After all, capitalism does not exist historically as a bourgeois essence either; what there is in fact is a bourgeois superstructure. It is the concrete form taken by economic development some time after the new class established itself as a political power, because of the effort it made to dig its roots ever deeper into the world. And just as with the economic nuclei of capitalist potential within the remaining feudal organism, who because of their hardships were the first to wedge and rip feudalism apart; so with the economic nuclei created and nurtured by the proletariat for the purposes of their class at the very core of bourgeois society: they can become a powerful tool to break down their host.
From this point of view, even consumer cooperatives can, if we want them to, take on a revolutionary role. They are, even in their present form, a kind of weld between the present and the future. Developed, strengthened, and multiplied, they could become like so many weapons aimed against the bourgeois system. Just as the present war differs from past wars in that it entirely absorbs national activity, so the proletarian revolution will differ from the bourgeois revolution in the immediate, most profound repercussion it will have on international activity. Therefore, the more consumer organizations that the proletariat can succeed in creating, the more easily it will be able to overcome the terrible crisis that will accompany and follow the act of its emancipation.
 Alfredo Rocco would become a member of the Fascist Party of Italy, founded in 1922, from 1923 until his death in 1935.
 The O. P. reference is to Ottavio Pastore, author of “The Socialist Value of Cooperation” and “The Next Future” (1916) in previous editions of the same publication. Gramsci’s collaboration with “The Cooperative Alliance” takes place in the period in which it was managed under by a committe in which Pastore was a prominent member.
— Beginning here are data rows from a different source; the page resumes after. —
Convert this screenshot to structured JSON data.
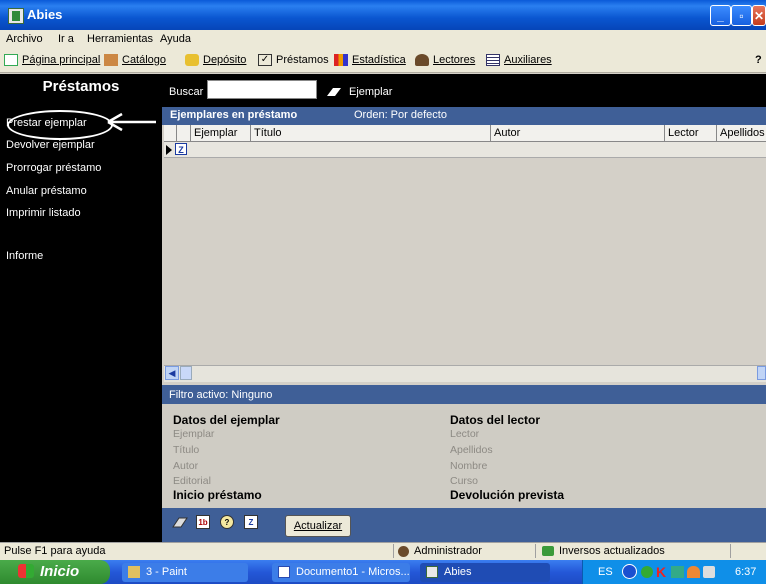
{
  "window": {
    "title": "Abies"
  },
  "menubar": {
    "items": [
      "Archivo",
      "Ir a",
      "Herramientas",
      "Ayuda"
    ]
  },
  "toolbar": {
    "items": [
      {
        "label": "Página principal",
        "icon": "home-icon"
      },
      {
        "label": "Catálogo",
        "icon": "catalog-icon"
      },
      {
        "label": "Depósito",
        "icon": "deposit-icon"
      },
      {
        "label": "Préstamos",
        "icon": "loans-icon"
      },
      {
        "label": "Estadística",
        "icon": "statistics-icon"
      },
      {
        "label": "Lectores",
        "icon": "readers-icon"
      },
      {
        "label": "Auxiliares",
        "icon": "auxiliary-icon"
      }
    ],
    "help": "?"
  },
  "sidebar": {
    "title": "Préstamos",
    "items": [
      {
        "label": "Prestar ejemplar"
      },
      {
        "label": "Devolver ejemplar"
      },
      {
        "label": "Prorrogar préstamo"
      },
      {
        "label": "Anular préstamo"
      },
      {
        "label": "Imprimir listado"
      },
      {
        "label": "Informe"
      }
    ]
  },
  "search": {
    "label": "Buscar",
    "value": "",
    "mode": "Ejemplar"
  },
  "grid": {
    "title": "Ejemplares en préstamo",
    "order": "Orden: Por defecto",
    "columns": [
      "Ejemplar",
      "Título",
      "Autor",
      "Lector",
      "Apellidos"
    ]
  },
  "filter": {
    "text": "Filtro activo: Ninguno"
  },
  "details": {
    "copy_title": "Datos del ejemplar",
    "copy_fields": [
      "Ejemplar",
      "Título",
      "Autor",
      "Editorial"
    ],
    "start_label": "Inicio préstamo",
    "reader_title": "Datos del lector",
    "reader_fields": [
      "Lector",
      "Apellidos",
      "Nombre",
      "Curso"
    ],
    "due_label": "Devolución prevista"
  },
  "bottom": {
    "refresh_label": "Actualizar",
    "icon_labels": [
      "1b",
      "?",
      "Z"
    ]
  },
  "statusbar": {
    "hint": "Pulse F1 para ayuda",
    "user": "Administrador",
    "sync": "Inversos actualizados"
  },
  "taskbar": {
    "start": "Inicio",
    "tasks": [
      "3 - Paint",
      "Documento1 - Micros...",
      "Abies"
    ],
    "lang": "ES",
    "time": "6:37"
  },
  "colors": {
    "title_blue": "#0a56d0",
    "panel_blue": "#3f5f97",
    "sidebar_black": "#000000"
  }
}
 Georges Sorel was a French writer and defender of unions. In 1903 he was translated for Italian audiences expressing himself thus: “To sum up all my thoughts in one formula, I would say that the whole future of socialism lies in the autonomous development of workers’ unions.” Gramsci would take from Sorel the idea that “the proletariat has a need to express itself in forms of its own, giving life to its own institutions.” (L’Ordine Nuovo, 11 October 1919).